■ WORK INSTRUCTION: Report every line below that carries the word "objects".

-=-=-

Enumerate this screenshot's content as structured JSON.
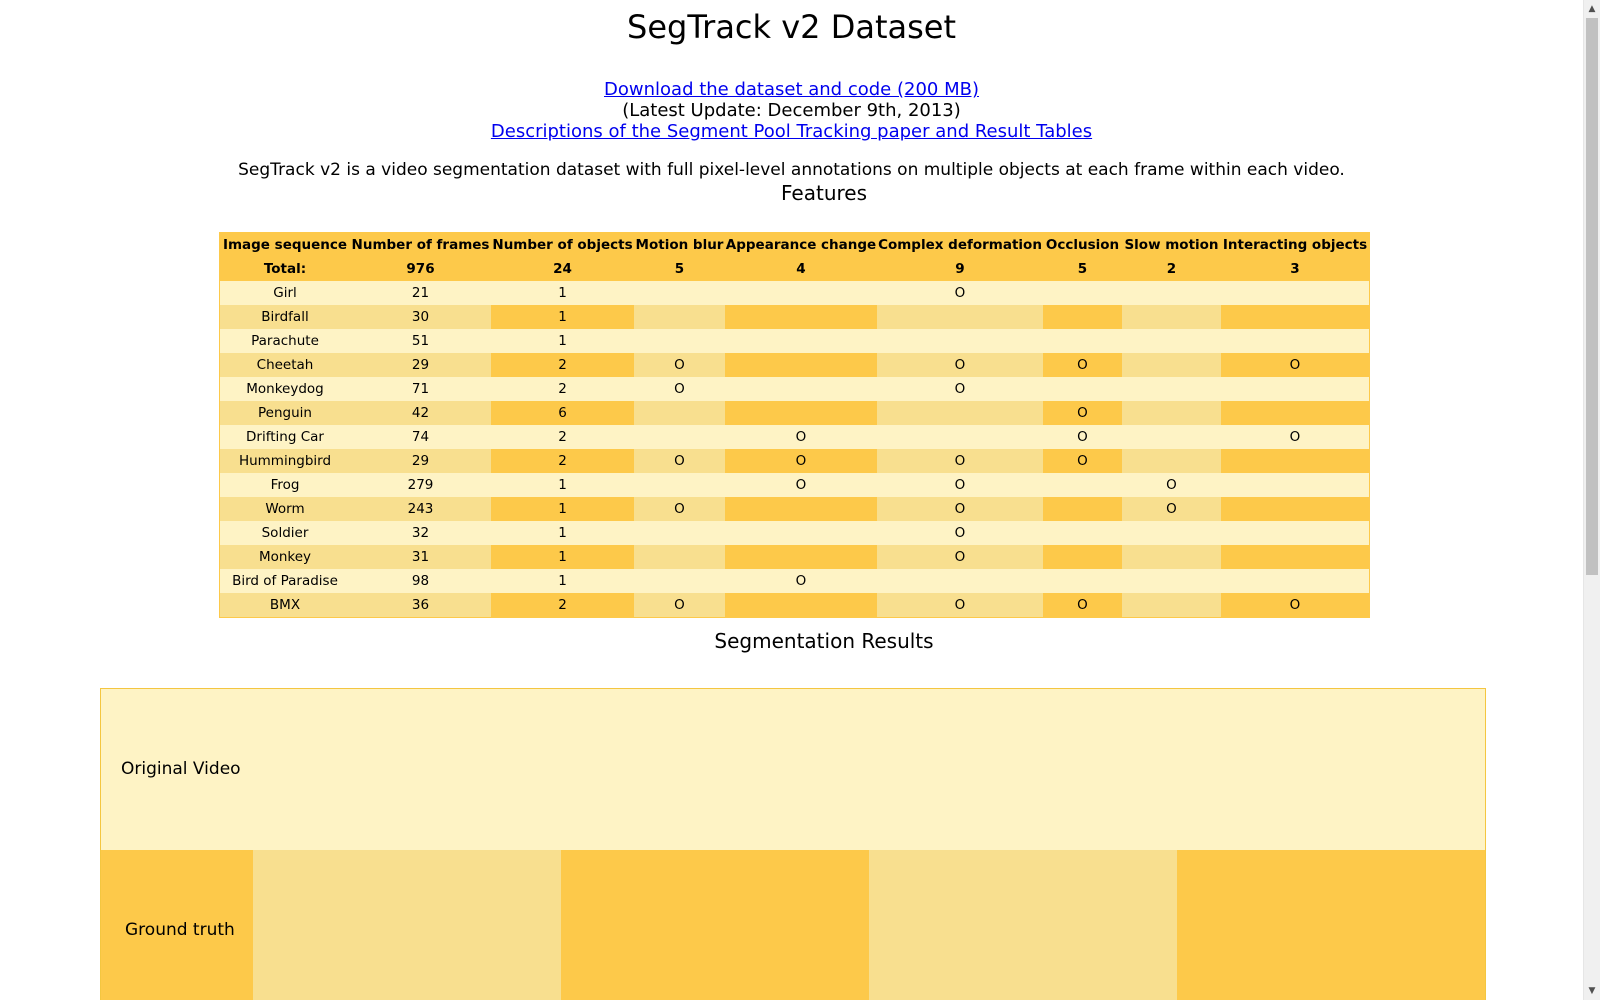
{
  "page": {
    "title": "SegTrack v2 Dataset",
    "download_link": "Download the dataset and code (200 MB)",
    "latest_update": "(Latest Update: December 9th, 2013)",
    "descriptions_link": "Descriptions of the Segment Pool Tracking paper and Result Tables",
    "description": "SegTrack v2 is a video segmentation dataset with full pixel-level annotations on multiple objects at each frame within each video.",
    "features_heading": "Features",
    "results_heading": "Segmentation Results"
  },
  "features_table": {
    "headers": [
      "Image sequence",
      "Number of frames",
      "Number of objects",
      "Motion blur",
      "Appearance change",
      "Complex deformation",
      "Occlusion",
      "Slow motion",
      "Interacting objects"
    ],
    "total": [
      "Total:",
      "976",
      "24",
      "5",
      "4",
      "9",
      "5",
      "2",
      "3"
    ],
    "rows": [
      [
        "Girl",
        "21",
        "1",
        "",
        "",
        "O",
        "",
        "",
        ""
      ],
      [
        "Birdfall",
        "30",
        "1",
        "",
        "",
        "",
        "",
        "",
        ""
      ],
      [
        "Parachute",
        "51",
        "1",
        "",
        "",
        "",
        "",
        "",
        ""
      ],
      [
        "Cheetah",
        "29",
        "2",
        "O",
        "",
        "O",
        "O",
        "",
        "O"
      ],
      [
        "Monkeydog",
        "71",
        "2",
        "O",
        "",
        "O",
        "",
        "",
        ""
      ],
      [
        "Penguin",
        "42",
        "6",
        "",
        "",
        "",
        "O",
        "",
        ""
      ],
      [
        "Drifting Car",
        "74",
        "2",
        "",
        "O",
        "",
        "O",
        "",
        "O"
      ],
      [
        "Hummingbird",
        "29",
        "2",
        "O",
        "O",
        "O",
        "O",
        "",
        ""
      ],
      [
        "Frog",
        "279",
        "1",
        "",
        "O",
        "O",
        "",
        "O",
        ""
      ],
      [
        "Worm",
        "243",
        "1",
        "O",
        "",
        "O",
        "",
        "O",
        ""
      ],
      [
        "Soldier",
        "32",
        "1",
        "",
        "",
        "O",
        "",
        "",
        ""
      ],
      [
        "Monkey",
        "31",
        "1",
        "",
        "",
        "O",
        "",
        "",
        ""
      ],
      [
        "Bird of Paradise",
        "98",
        "1",
        "",
        "O",
        "",
        "",
        "",
        ""
      ],
      [
        "BMX",
        "36",
        "2",
        "O",
        "",
        "O",
        "O",
        "",
        "O"
      ]
    ]
  },
  "results_table": {
    "row1_label": "Original Video",
    "row2_label": "Ground truth"
  },
  "colors": {
    "dark": "#fdc94a",
    "medium": "#f8df8f",
    "light": "#fef3c5",
    "link": "#0000ee"
  }
}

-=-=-

■ RESULT FOR THIS EXERCISE:
    "description": "SegTrack v2 is a video segmentation dataset with full pixel-level annotations on multiple objects at each frame within each video.",
      "Number of objects",
      "Interacting objects"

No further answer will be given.